Hawa Allan| Longreads | September 2017 | 3580 words (15 minutes)
“Big Brother” has become shorthand for the inescapable gaze of governmental authority, first defined by George Orwell in his novel 1984. Everywhere yet nowhere, Big Brother is all-seeing and all-knowing, surveilling not just every person’s movement, but every thought. Where Orwell referred to illicit states of mind as “thoughtcrimes,” Philip K. Dick called them “precrimes” in his 1956 short story “The Minority Report,” in which a futuristic police force arrests subjects for crimes long before they are committed. While Big Brother has become common parlance, the precrime unit illustrated by Dick is a more apt portrayal of the tools authorities have at hand to enforce the law, and commercial entities use to market their goods, in our digital age.

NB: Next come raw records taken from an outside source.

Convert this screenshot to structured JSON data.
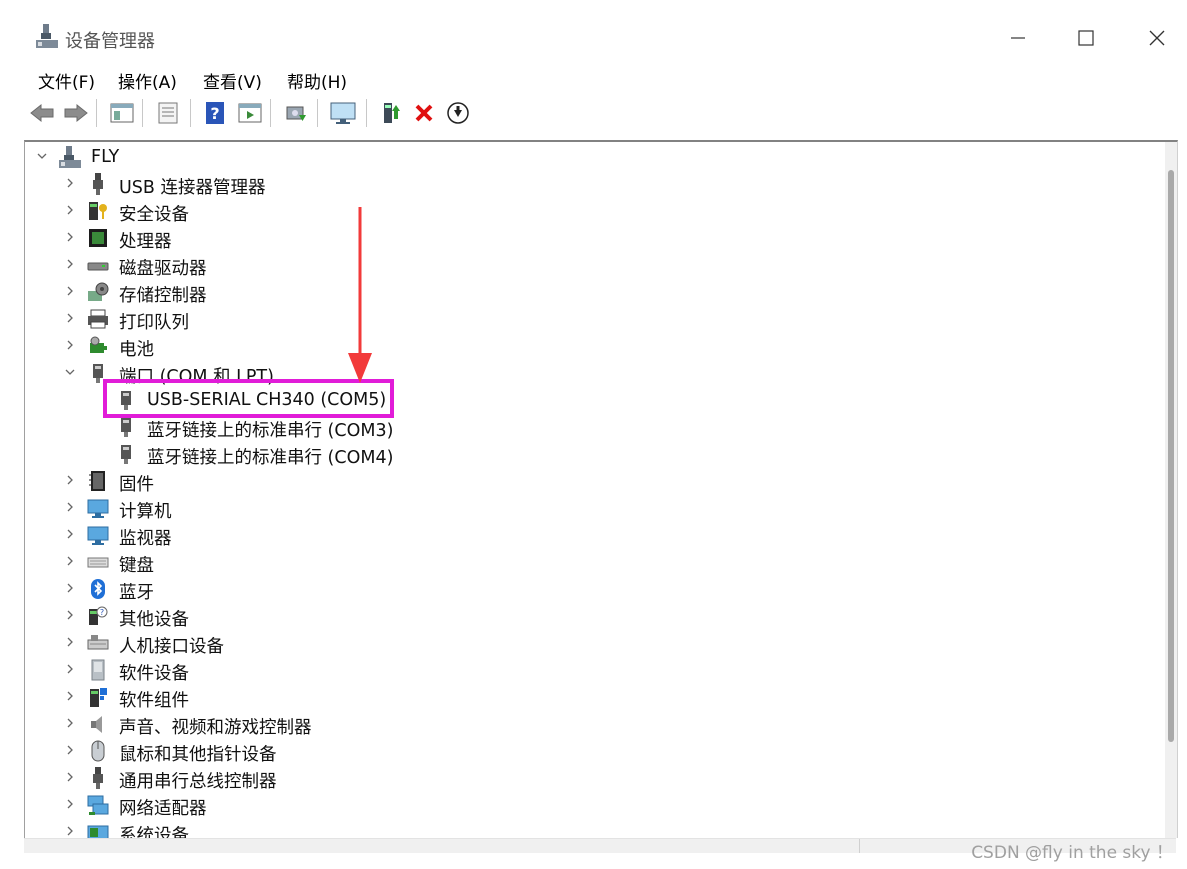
{
  "window": {
    "title": "设备管理器",
    "minimize_glyph": "—",
    "maximize_glyph": "☐",
    "close_glyph": "✕"
  },
  "menu": [
    "文件(F)",
    "操作(A)",
    "查看(V)",
    "帮助(H)"
  ],
  "toolbar": [
    "back-icon",
    "forward-icon",
    "show-hide-console-tree-icon",
    "properties-icon",
    "help-icon",
    "action-pane-icon",
    "scan-hardware-changes-icon",
    "monitor-icon",
    "update-driver-icon",
    "uninstall-icon",
    "disable-icon"
  ],
  "tree": {
    "root": "FLY",
    "rows": [
      {
        "label": "USB 连接器管理器",
        "icon": "usb-connector-icon",
        "state": "collapsed",
        "level": 1
      },
      {
        "label": "安全设备",
        "icon": "security-device-icon",
        "state": "collapsed",
        "level": 1
      },
      {
        "label": "处理器",
        "icon": "processor-icon",
        "state": "collapsed",
        "level": 1
      },
      {
        "label": "磁盘驱动器",
        "icon": "disk-drive-icon",
        "state": "collapsed",
        "level": 1
      },
      {
        "label": "存储控制器",
        "icon": "storage-controller-icon",
        "state": "collapsed",
        "level": 1
      },
      {
        "label": "打印队列",
        "icon": "printer-icon",
        "state": "collapsed",
        "level": 1
      },
      {
        "label": "电池",
        "icon": "battery-icon",
        "state": "collapsed",
        "level": 1
      },
      {
        "label": "端口 (COM 和 LPT)",
        "icon": "port-icon",
        "state": "expanded",
        "level": 1
      },
      {
        "label": "USB-SERIAL CH340 (COM5)",
        "icon": "port-device-icon",
        "state": "none",
        "level": 2
      },
      {
        "label": "蓝牙链接上的标准串行 (COM3)",
        "icon": "port-device-icon",
        "state": "none",
        "level": 2
      },
      {
        "label": "蓝牙链接上的标准串行 (COM4)",
        "icon": "port-device-icon",
        "state": "none",
        "level": 2
      },
      {
        "label": "固件",
        "icon": "firmware-icon",
        "state": "collapsed",
        "level": 1
      },
      {
        "label": "计算机",
        "icon": "computer-icon",
        "state": "collapsed",
        "level": 1
      },
      {
        "label": "监视器",
        "icon": "monitor-icon",
        "state": "collapsed",
        "level": 1
      },
      {
        "label": "键盘",
        "icon": "keyboard-icon",
        "state": "collapsed",
        "level": 1
      },
      {
        "label": "蓝牙",
        "icon": "bluetooth-icon",
        "state": "collapsed",
        "level": 1
      },
      {
        "label": "其他设备",
        "icon": "other-device-icon",
        "state": "collapsed",
        "level": 1
      },
      {
        "label": "人机接口设备",
        "icon": "hid-icon",
        "state": "collapsed",
        "level": 1
      },
      {
        "label": "软件设备",
        "icon": "software-device-icon",
        "state": "collapsed",
        "level": 1
      },
      {
        "label": "软件组件",
        "icon": "software-component-icon",
        "state": "collapsed",
        "level": 1
      },
      {
        "label": "声音、视频和游戏控制器",
        "icon": "sound-icon",
        "state": "collapsed",
        "level": 1
      },
      {
        "label": "鼠标和其他指针设备",
        "icon": "mouse-icon",
        "state": "collapsed",
        "level": 1
      },
      {
        "label": "通用串行总线控制器",
        "icon": "usb-controller-icon",
        "state": "collapsed",
        "level": 1
      },
      {
        "label": "网络适配器",
        "icon": "network-adapter-icon",
        "state": "collapsed",
        "level": 1
      },
      {
        "label": "系统设备",
        "icon": "system-device-icon",
        "state": "collapsed",
        "level": 1
      }
    ]
  },
  "watermark": "CSDN @fly in the sky ！",
  "colors": {
    "highlight": "#e11cd8",
    "arrow": "#f23a3a",
    "accent_blue": "#2a6fd6"
  }
}
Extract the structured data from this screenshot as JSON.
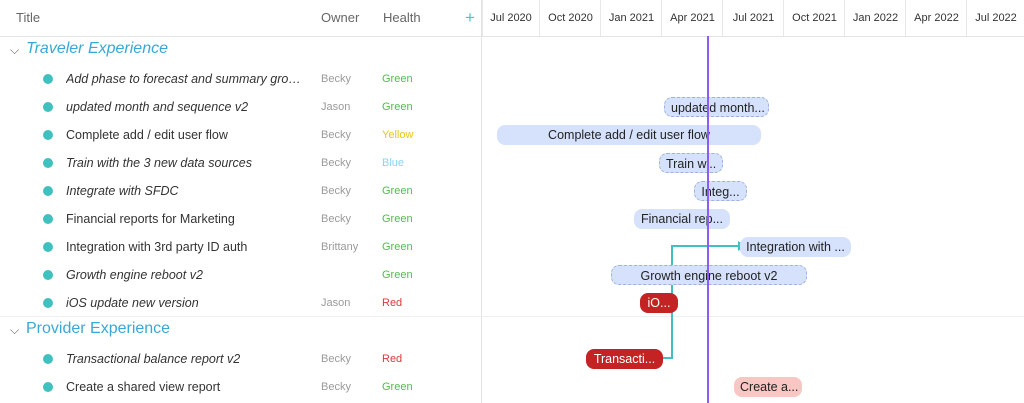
{
  "columns": {
    "title": "Title",
    "owner": "Owner",
    "health": "Health",
    "add": "+"
  },
  "months": [
    "Jul 2020",
    "Oct 2020",
    "Jan 2021",
    "Apr 2021",
    "Jul 2021",
    "Oct 2021",
    "Jan 2022",
    "Apr 2022",
    "Jul 2022"
  ],
  "groups": [
    {
      "name": "Traveler Experience",
      "items": [
        {
          "title": "Add phase to forecast and summary group ...",
          "owner": "Becky",
          "health": "Green",
          "bar": ""
        },
        {
          "title": "updated month and sequence v2",
          "owner": "Jason",
          "health": "Green",
          "bar": "updated month..."
        },
        {
          "title": "Complete add / edit user flow",
          "owner": "Becky",
          "health": "Yellow",
          "bar": "Complete add / edit user flow"
        },
        {
          "title": "Train with the 3 new data sources",
          "owner": "Becky",
          "health": "Blue",
          "bar": "Train w..."
        },
        {
          "title": "Integrate with SFDC",
          "owner": "Becky",
          "health": "Green",
          "bar": "Integ..."
        },
        {
          "title": "Financial reports for Marketing",
          "owner": "Becky",
          "health": "Green",
          "bar": "Financial rep..."
        },
        {
          "title": "Integration with 3rd party ID auth",
          "owner": "Brittany",
          "health": "Green",
          "bar": "Integration with ..."
        },
        {
          "title": "Growth engine reboot v2",
          "owner": "",
          "health": "Green",
          "bar": "Growth engine reboot v2"
        },
        {
          "title": "iOS update new version",
          "owner": "Jason",
          "health": "Red",
          "bar": "iO..."
        }
      ]
    },
    {
      "name": "Provider Experience",
      "items": [
        {
          "title": "Transactional balance report v2",
          "owner": "Becky",
          "health": "Red",
          "bar": "Transacti..."
        },
        {
          "title": "Create a shared view report",
          "owner": "Becky",
          "health": "Green",
          "bar": "Create a..."
        }
      ]
    }
  ],
  "health_colors": {
    "Green": "#4cbf4c",
    "Yellow": "#e6c619",
    "Blue": "#8fd3f0",
    "Red": "#d93a3a"
  },
  "colors": {
    "accent": "#38a9d6",
    "dot": "#40c1bf",
    "today_line": "#8b5cf6",
    "bar_blue": "#d6e2fb",
    "bar_red": "#c42323",
    "bar_pink": "#f8c6c3"
  }
}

I reached out to Nathan Wessler, a staff attorney with the ACLU’s Speech, Privacy and Technology Project for a sober assessment of how the current state of governmental surveillance compares to the dystopian futures imagined by Orwell and Dick. When Target can determine if teenager is pregnant before her parents know, does the end of our anonymity as consumers mean the end of our rights to privacy as citizens?
“Out of the Darkness” is not an easy story to read. It chronicles how two psychologists who had previously devoted their careers to training US troops to resist abusive interrogation tactics teamed up with the CIA to devise a torture program and experiment on human beings. The story is a torrent of information artfully webbed into a fluid narrative, fleshed out with specific, vivid details. It has all the elements we’ve come to expect from strong investigative longform journalism, albeit from an unlikely outlet: The American Civil Liberties Union.
One doesn’t typically think of the ACLU as a journalism outlet, so I reached out to the story’s author, Noa Yachot, to hear more about how the piece came about, and the ACLU’s role as publisher (the story was also syndicated on Medium). Yachot is a communications strategist at the ACLU, and she spoke to Longreads via email. Read more…
“You build a prison, and then you’ve got to find someone to put in them,” said Texas state Sen. John Whitmire, who has seen five of the 13 Criminal Alien Requirement (CAR) prisons built in his state. “So they widen the net and find additional undocumented folks to fill them up.”
Most of the roughly 23,000 immigrants held each night in CAR prisons have committed immigration infractions — crimes that a decade ago would have resulted in little more than a bus trip back home. And now, some of the very same officials who oversaw agencies that created and fueled the system have gone on to work for the private prison companies that benefited most.
The low-security facilities are often squalid, rife with abuse, and use solitary confinement excessively, according to advocates.